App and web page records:

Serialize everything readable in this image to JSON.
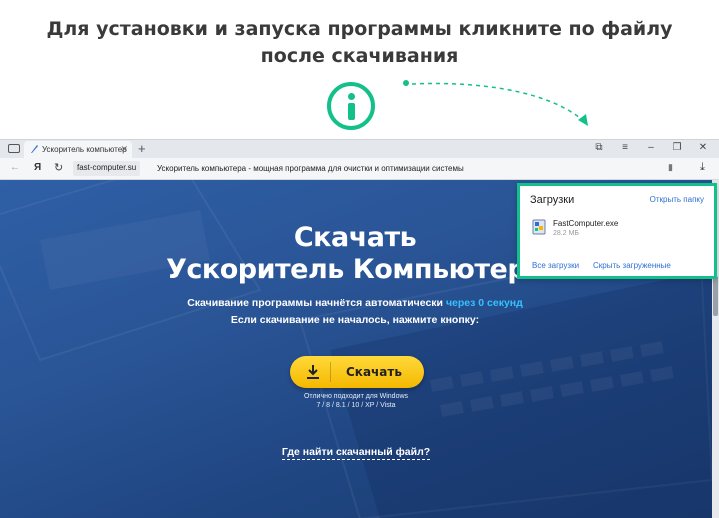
{
  "instruction": {
    "line1": "Для установки и запуска программы кликните по файлу",
    "line2": "после скачивания"
  },
  "browser": {
    "tab_title": "Ускоритель компьютер",
    "address_domain": "fast-computer.su",
    "address_title": "Ускоритель компьютера - мощная программа для очистки и оптимизации системы"
  },
  "site": {
    "title_line1": "Скачать",
    "title_line2": "Ускоритель Компьютера",
    "sub1_text": "Скачивание программы начнётся автоматически ",
    "sub1_timer": "через 0 секунд",
    "sub2": "Если скачивание не началось, нажмите кнопку:",
    "download_button": "Скачать",
    "compat_line1": "Отлично подходит для Windows",
    "compat_line2": "7 / 8 / 8.1 / 10 / XP / Vista",
    "where_link": "Где найти скачанный файл?"
  },
  "downloads_panel": {
    "title": "Загрузки",
    "open_folder": "Открыть папку",
    "file_name": "FastComputer.exe",
    "file_size": "28.2 МБ",
    "all_downloads": "Все загрузки",
    "hide_downloaded": "Скрыть загруженные"
  },
  "colors": {
    "accent_green": "#14c08a",
    "site_blue": "#2a5597",
    "button_yellow": "#ffd93a",
    "link_blue": "#2f6fd3",
    "timer_cyan": "#36c1ff"
  },
  "icons": [
    "info-icon",
    "tabs-icon",
    "tab-favicon",
    "close-icon",
    "new-tab-icon",
    "bookmarks-icon",
    "menu-icon",
    "minimize-icon",
    "restore-icon",
    "window-close-icon",
    "back-icon",
    "yandex-logo",
    "reload-icon",
    "bookmark-icon",
    "downloads-icon",
    "download-arrow-icon",
    "exe-file-icon"
  ]
}
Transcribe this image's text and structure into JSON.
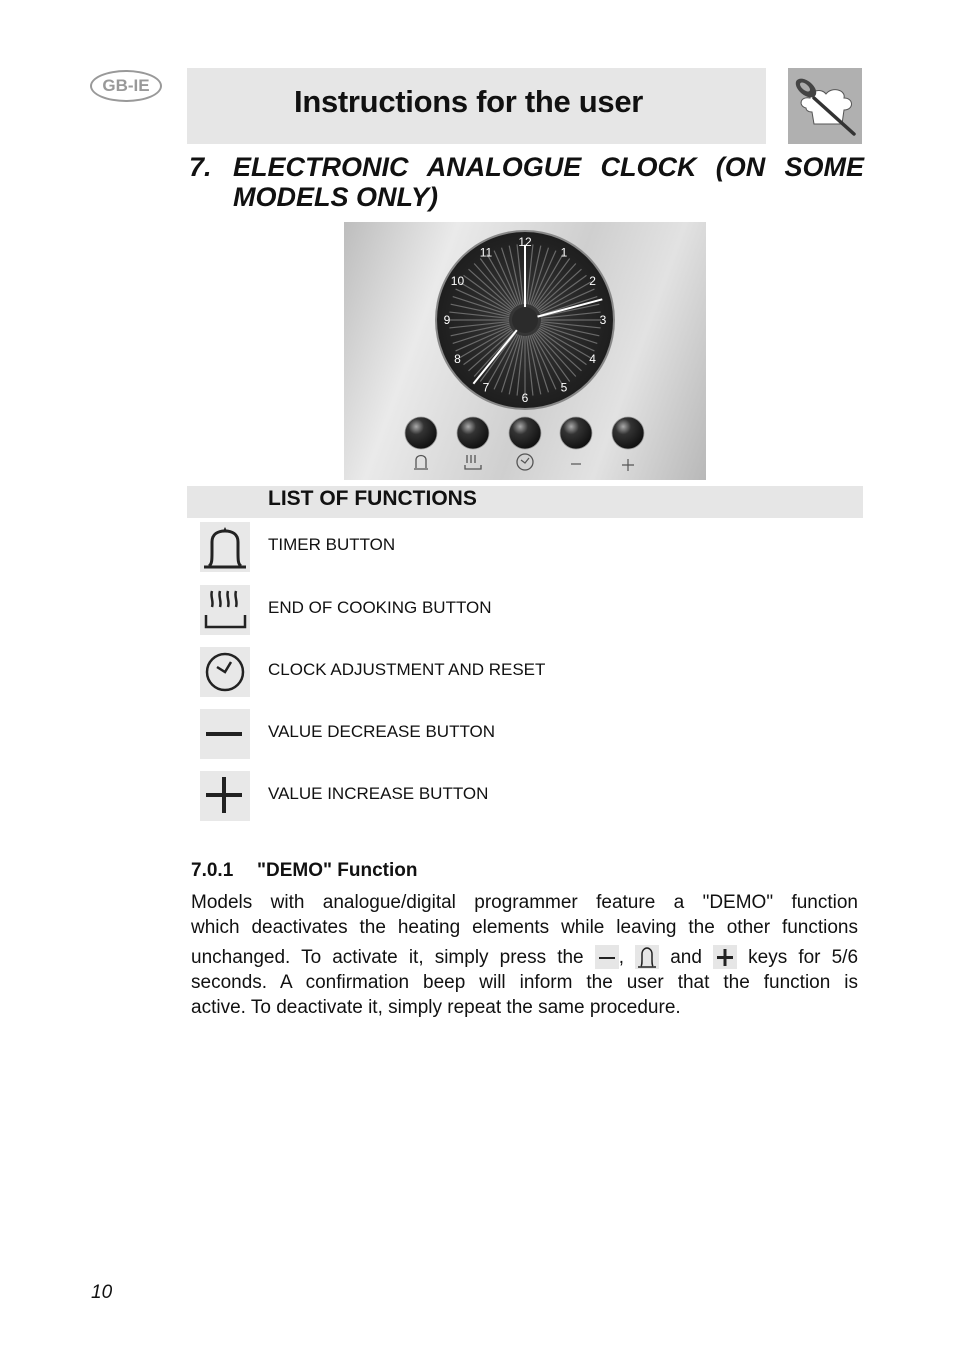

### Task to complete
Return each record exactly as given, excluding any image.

### Answer to this task
Serialize everything readable in this image to JSON.
{
  "instruction": {
    "line1": "Для установки и запуска программы кликните по файлу",
    "line2": "после скачивания"
  },
  "browser": {
    "tab_title": "Ускоритель компьютер",
    "address_domain": "fast-computer.su",
    "address_title": "Ускоритель компьютера - мощная программа для очистки и оптимизации системы"
  },
  "site": {
    "title_line1": "Скачать",
    "title_line2": "Ускоритель Компьютера",
    "sub1_text": "Скачивание программы начнётся автоматически ",
    "sub1_timer": "через 0 секунд",
    "sub2": "Если скачивание не началось, нажмите кнопку:",
    "download_button": "Скачать",
    "compat_line1": "Отлично подходит для Windows",
    "compat_line2": "7 / 8 / 8.1 / 10 / XP / Vista",
    "where_link": "Где найти скачанный файл?"
  },
  "downloads_panel": {
    "title": "Загрузки",
    "open_folder": "Открыть папку",
    "file_name": "FastComputer.exe",
    "file_size": "28.2 МБ",
    "all_downloads": "Все загрузки",
    "hide_downloaded": "Скрыть загруженные"
  },
  "colors": {
    "accent_green": "#14c08a",
    "site_blue": "#2a5597",
    "button_yellow": "#ffd93a",
    "link_blue": "#2f6fd3",
    "timer_cyan": "#36c1ff"
  },
  "icons": [
    "info-icon",
    "tabs-icon",
    "tab-favicon",
    "close-icon",
    "new-tab-icon",
    "bookmarks-icon",
    "menu-icon",
    "minimize-icon",
    "restore-icon",
    "window-close-icon",
    "back-icon",
    "yandex-logo",
    "reload-icon",
    "bookmark-icon",
    "downloads-icon",
    "download-arrow-icon",
    "exe-file-icon"
  ]
}
Transcribe this image's text and structure into JSON.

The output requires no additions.